Also, it is checking in a 360 degree circle all around the car all the time. Unlike the human who might not even see the red rubber ball.
Deathclock
2.4 / 5 (5) Apr 16, 2012
Obviously the answer is yes. If innovation come faster than society can adjust then society vanishes and mass death follows and innovation halts.

In order to manage innovation booms and recessions, and to provide maximum efficiency in the adoption of innovation, innovation must be managed.

"Should we stifle innovation just because it will obsolete some jobs?" - Deathclock


No, you're an idiot, this technology will foster more and higher quality jobs than the ones it obsoletes :rolleyes:
Vendicar_Decarian
1 / 5 (2) Apr 16, 2012
"this technology will foster more and higher quality jobs" - DeathClock

Modern technology has generally fostered fewer jobs, as automation has displaced workers.

What has created more jobs is the use of technology to purposely produce products that fail in order to assure a market for new products.

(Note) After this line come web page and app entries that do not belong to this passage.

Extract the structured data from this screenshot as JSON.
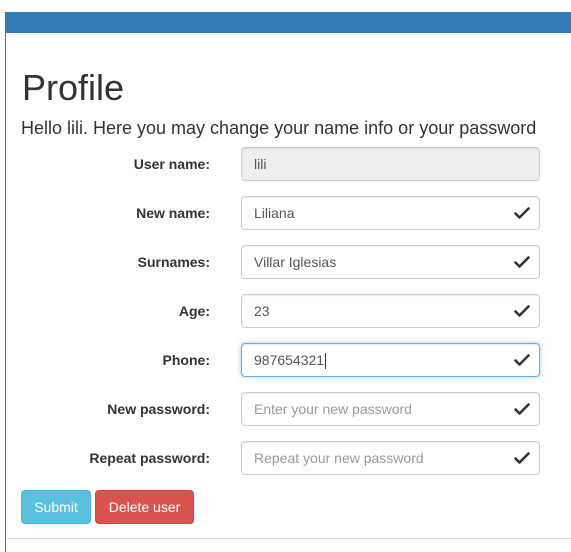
{
  "profile": {
    "title": "Profile",
    "greeting": "Hello lili. Here you may change your name info or your password"
  },
  "form": {
    "username": {
      "label": "User name:",
      "value": "lili"
    },
    "new_name": {
      "label": "New name:",
      "value": "Liliana"
    },
    "surnames": {
      "label": "Surnames:",
      "value": "Villar Iglesias"
    },
    "age": {
      "label": "Age:",
      "value": "23"
    },
    "phone": {
      "label": "Phone:",
      "value": "987654321"
    },
    "new_password": {
      "label": "New password:",
      "placeholder": "Enter your new password"
    },
    "repeat_password": {
      "label": "Repeat password:",
      "placeholder": "Repeat your new password"
    }
  },
  "buttons": {
    "submit": "Submit",
    "delete": "Delete user"
  },
  "colors": {
    "primary": "#337ab7",
    "info": "#5bc0de",
    "danger": "#d9534f",
    "focus": "#66afe9"
  },
  "icons": {
    "valid": "checkmark-icon"
  }
}
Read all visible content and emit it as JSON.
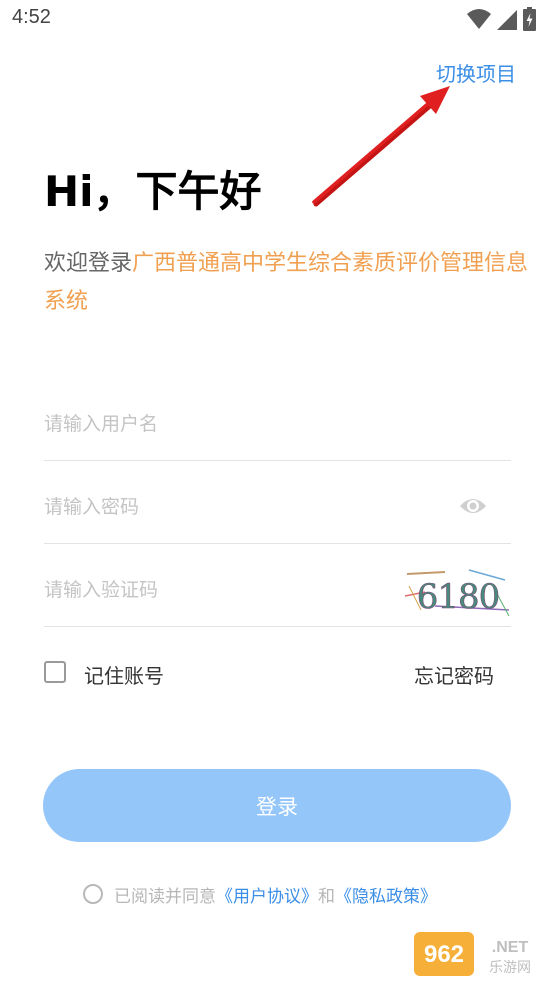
{
  "status_bar": {
    "time": "4:52"
  },
  "header": {
    "switch_project": "切换项目"
  },
  "greeting": "Hi，下午好",
  "welcome": {
    "prefix": "欢迎登录",
    "system_name": "广西普通高中学生综合素质评价管理信息系统"
  },
  "form": {
    "username_placeholder": "请输入用户名",
    "password_placeholder": "请输入密码",
    "captcha_placeholder": "请输入验证码",
    "captcha_code": "6180",
    "remember_label": "记住账号",
    "forgot_label": "忘记密码",
    "login_label": "登录"
  },
  "agreement": {
    "prefix": "已阅读并同意",
    "user_agreement": "《用户协议》",
    "and": "和",
    "privacy_policy": "《隐私政策》"
  },
  "watermark": {
    "number": "962",
    "domain": ".NET",
    "site_name": "乐游网"
  },
  "colors": {
    "accent": "#3a8ee6",
    "system_name": "#f0a050",
    "login_button": "#94c6fa",
    "arrow": "#e02020"
  },
  "icons": [
    "wifi-icon",
    "cell-signal-icon",
    "battery-icon",
    "eye-icon",
    "red-arrow-annotation"
  ]
}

DaFranker
3 / 5 (2) Apr 16, 2012
"this technology will foster more and higher quality jobs" - DeathClock

Modern technology has generally fostered fewer jobs, as automation has displaced workers.

What has created more jobs is the use of technology to purposely produce products that fail in order to assure a market for new products.


So from what you're saying, we should deliberately prevent the optimization and improvement of Society's global productivity in order to cater to the desire for abstract and obsolete means of acquiring food for the "workers" who will be "displaced" by this new improvement that makes Society more prosperous as a whole?

Yes, I'm sure the Romans of old would agree. /snarkasm
TheGhostofOtto1923
5 / 5 (2) Apr 16, 2012
What a great way to take millions of jobs away from people, with absolutely no effort put into figuring out how they will avoid starvation. It will save some Billionaire lots of money so they can have another mansion. Regular people? Let them die quickly.
Indeed. This will only become more apparent when trucks begin making their own deliveries and construction machinery begins transporting itself to sites and digging ditches and erecting steel totally autonomously, according to GPS and 3D building models.

Are machine owners going to pay the tax revenues lost to these autonomous machines? Or is it time to consider paying these machines directly for the work they do, and billing them directly for maintenance, upkeep, storage, utility consumption, infrastructure wear, and tax?

How can we expect owners to pay for these things without trying to keep as much as they can? Pay machines directly. It is Inevitable, eventually, as AI proliferates. Why not now?
dschlink
5 / 5 (1) Apr 19, 2012
I see two major markets: rental cars and the aging. Is it any coincidence that the states that are looking a t legalizing this technology are: A. Major tourist destinations and B. Retirement magnets? Imagine renting a car on vacation and being able to spend most of your time seeing the sights, or knowing that great-grampa isn't running the car, but still has the ability to go where and when he wishes.
Jacob_Silver
5 / 5 (1) Apr 20, 2012
great now we can eliminate car insurance?